Gabon is leading the way in maintaining its status of High Forest Cover Low Deforestation (HFLD) country. The country’s forest management approach is science-based and robust. Despite low historical rates of deforestation and forest degradation, Gabon has been able to reduce CO2 emissions even further.
Through 17 enabling & reform programmes and 11 large-scale field programmes combined with high-level policy dialogue, CAFI helps its 6 partner countries - Cameroon, the Central African Republic, the Democratic Republic of the Congo, Equatorial Guinea, Gabon and the Republic of Congo - to
- implement the Paris Agreement on Climate Change
- fight poverty and develop sustainably
- fulfill the post-2020 biodiversity framework
493 - million dollars committed
202 - million dollars transferred
28 - programmes
115 - millions transferred to 10 large-scale, field-level programmes in DRC and Gabon
75M - anticipated tons of CO2 emission reduction from these field-level programmes
Being a low deforestation country means, however, that Gabon’s potential to reduce emissions is even more limited. Therefore, new mechanisms such as the ART-TREES HFLD methodology are underway as incentives for HFLD countries to maintain low deforestation rates.
Gabon’s Minister of Water and Forests, the Seas, the Environment, charged with Climate Change and Land Use Planning, Professor Lee White said: “This first payment of ODA financing, which is proportional to our historic emissions reductions in 2016 and 2017 at $5/ton, will finance projects that preserve Gabon’s forests. It also paves the way for Gabon to finalize the systems that will be required to enable the country to formally sell carbon credits in the future.”
“CAFI’s recognition of our systems and data is particularly encouraging in that they are a global reference on REDD+ payments. We are working with partners to develop payments mechanisms that will enable us to stabilize forests and reverse deforestation and forest degradation in HFLD countries, rather than simply slowing (=reducing) deforestation,” Prof White added.
Gabon and CAFI have agreed that this first payment will go towards activities that further decrease CO2 emissions through investments into community forestry, scientific research, forest management practices, protected areas system and government capacity, and that further enhance the income, livelihoods, and wellbeing of communities in Gabon.
Gabon has preserved much of its pristine rainforest since the early 2000s in creating 13 national parks, one of which is listed UNESCO World Heritage Site. Its forests absorb a total of 140 million tons of CO2 every year, the equivalent of removing 30 million cars from the road globally.

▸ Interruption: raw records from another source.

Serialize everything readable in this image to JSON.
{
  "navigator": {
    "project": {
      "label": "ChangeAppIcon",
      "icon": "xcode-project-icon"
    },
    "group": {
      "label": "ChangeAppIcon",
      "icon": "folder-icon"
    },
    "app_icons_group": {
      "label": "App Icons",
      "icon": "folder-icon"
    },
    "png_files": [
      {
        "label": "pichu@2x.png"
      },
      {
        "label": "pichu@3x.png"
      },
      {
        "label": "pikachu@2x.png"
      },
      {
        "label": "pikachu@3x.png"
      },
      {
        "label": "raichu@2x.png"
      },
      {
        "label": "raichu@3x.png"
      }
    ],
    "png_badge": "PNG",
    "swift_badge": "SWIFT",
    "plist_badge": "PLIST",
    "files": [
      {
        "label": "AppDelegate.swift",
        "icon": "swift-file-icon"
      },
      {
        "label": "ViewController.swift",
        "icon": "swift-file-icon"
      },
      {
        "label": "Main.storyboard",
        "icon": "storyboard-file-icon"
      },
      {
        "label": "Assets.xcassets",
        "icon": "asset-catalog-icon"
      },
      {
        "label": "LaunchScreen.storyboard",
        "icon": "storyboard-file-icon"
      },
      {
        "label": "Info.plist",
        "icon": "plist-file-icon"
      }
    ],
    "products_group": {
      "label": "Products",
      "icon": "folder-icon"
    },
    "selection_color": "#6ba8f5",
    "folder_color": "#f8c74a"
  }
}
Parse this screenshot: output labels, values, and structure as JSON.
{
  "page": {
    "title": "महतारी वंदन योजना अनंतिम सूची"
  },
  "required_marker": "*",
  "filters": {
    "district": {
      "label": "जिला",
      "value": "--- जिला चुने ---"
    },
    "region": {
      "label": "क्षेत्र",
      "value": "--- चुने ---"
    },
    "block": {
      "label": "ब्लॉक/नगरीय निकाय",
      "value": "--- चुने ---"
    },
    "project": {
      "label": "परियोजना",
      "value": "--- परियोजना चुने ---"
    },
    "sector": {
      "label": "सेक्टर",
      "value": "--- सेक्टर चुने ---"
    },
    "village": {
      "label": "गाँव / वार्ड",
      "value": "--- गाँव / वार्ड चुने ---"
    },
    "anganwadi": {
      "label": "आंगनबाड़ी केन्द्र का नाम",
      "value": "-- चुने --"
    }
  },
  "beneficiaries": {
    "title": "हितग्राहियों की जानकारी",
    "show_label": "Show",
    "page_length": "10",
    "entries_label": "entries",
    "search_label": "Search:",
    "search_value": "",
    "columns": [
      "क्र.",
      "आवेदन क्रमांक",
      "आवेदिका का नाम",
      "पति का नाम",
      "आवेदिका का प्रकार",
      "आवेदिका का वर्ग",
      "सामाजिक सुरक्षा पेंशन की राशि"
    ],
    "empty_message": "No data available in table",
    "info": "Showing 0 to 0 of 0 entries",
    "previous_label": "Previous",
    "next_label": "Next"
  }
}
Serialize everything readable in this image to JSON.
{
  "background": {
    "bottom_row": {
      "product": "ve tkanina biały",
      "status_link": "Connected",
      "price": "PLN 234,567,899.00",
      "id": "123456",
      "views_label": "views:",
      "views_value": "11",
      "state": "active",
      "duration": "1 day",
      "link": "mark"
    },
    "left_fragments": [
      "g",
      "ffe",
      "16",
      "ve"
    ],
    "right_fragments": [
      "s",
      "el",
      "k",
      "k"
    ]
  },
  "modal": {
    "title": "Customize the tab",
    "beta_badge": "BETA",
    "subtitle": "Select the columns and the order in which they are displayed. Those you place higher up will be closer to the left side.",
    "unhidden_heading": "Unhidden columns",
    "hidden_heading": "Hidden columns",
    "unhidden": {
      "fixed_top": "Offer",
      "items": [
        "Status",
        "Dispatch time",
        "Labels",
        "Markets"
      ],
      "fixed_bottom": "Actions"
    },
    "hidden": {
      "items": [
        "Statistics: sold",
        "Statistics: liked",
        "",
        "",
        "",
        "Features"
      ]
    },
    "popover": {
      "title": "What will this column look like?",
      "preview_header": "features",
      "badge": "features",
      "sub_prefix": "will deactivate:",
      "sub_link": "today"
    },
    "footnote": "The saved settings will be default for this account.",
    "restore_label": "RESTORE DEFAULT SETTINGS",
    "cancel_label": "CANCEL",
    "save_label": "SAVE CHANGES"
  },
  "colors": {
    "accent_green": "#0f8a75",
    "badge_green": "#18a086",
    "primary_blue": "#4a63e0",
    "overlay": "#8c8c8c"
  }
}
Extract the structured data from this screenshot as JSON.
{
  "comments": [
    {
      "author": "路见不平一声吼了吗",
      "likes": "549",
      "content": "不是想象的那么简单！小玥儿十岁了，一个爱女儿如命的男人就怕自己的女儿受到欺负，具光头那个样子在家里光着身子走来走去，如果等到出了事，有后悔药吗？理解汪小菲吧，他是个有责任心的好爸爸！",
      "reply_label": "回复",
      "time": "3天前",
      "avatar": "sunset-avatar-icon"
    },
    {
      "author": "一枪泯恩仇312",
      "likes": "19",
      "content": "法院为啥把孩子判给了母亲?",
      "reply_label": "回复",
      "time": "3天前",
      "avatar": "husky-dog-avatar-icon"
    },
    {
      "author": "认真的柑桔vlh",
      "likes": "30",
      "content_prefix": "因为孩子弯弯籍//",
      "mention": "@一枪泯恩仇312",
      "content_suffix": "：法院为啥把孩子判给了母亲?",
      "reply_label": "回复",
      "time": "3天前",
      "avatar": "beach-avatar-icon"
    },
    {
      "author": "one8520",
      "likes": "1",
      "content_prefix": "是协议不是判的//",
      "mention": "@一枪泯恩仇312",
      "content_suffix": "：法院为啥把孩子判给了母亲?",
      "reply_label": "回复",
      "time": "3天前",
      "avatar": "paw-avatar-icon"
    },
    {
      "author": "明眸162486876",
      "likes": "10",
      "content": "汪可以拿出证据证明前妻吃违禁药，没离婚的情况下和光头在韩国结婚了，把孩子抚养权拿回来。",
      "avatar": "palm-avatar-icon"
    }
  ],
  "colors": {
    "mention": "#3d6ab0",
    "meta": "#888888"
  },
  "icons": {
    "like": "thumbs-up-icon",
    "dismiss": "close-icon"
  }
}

Gabon has also made significant advances in sustainable management of its timber resources outside the parks, with an ambition to ensure that all forest concessions are FSC-certified. Forest spans over 88% of its territory, and deforestation rates have been consistently low (less than 0.08%) since 1990.
Gabon’s forests house pristine wildlife and megafauna including 60% of the remaining forest elephants, sometimes called the “architects” or “gardeners” of the forest for their roles in maintaining healthy ecosystems and recently listed as critically endangered.
Why Central African Forests?
1. Rainforests have the potential to mitigate ongoing global crises
Climate change and biodiversity loss are the defining challenges of our generation.
Rainforests stock and absorb carbon and are home to more than 50% of terrestrial biodiversity, while only covering 6% of the Earth’s surface.
2. The Central African forest is unique in its size and features
Central Africa is one of the few remaining regions of the world that absorb more carbon than they emit.
Its forest is the world’s second largest, that sucks out close to 1.5 billion tons of CO2 of the atmosphere or 4% of the world’s emissions every year. It is home to more than 10,000 plant and animal species, many endemic. This forest is the source of food, energy, shelter and spirituality for over 40 million people living in and around it.
3. Central African forests are under threat
The Central African forest has been mostly spared from loss so far, but is under increasing pressure. While trends and causes vary widely with national contexts (the subject of an ongoing CAFI-funded study), the Central African region has totaled a loss of over 6 million hectares of humid primary forest since 2001.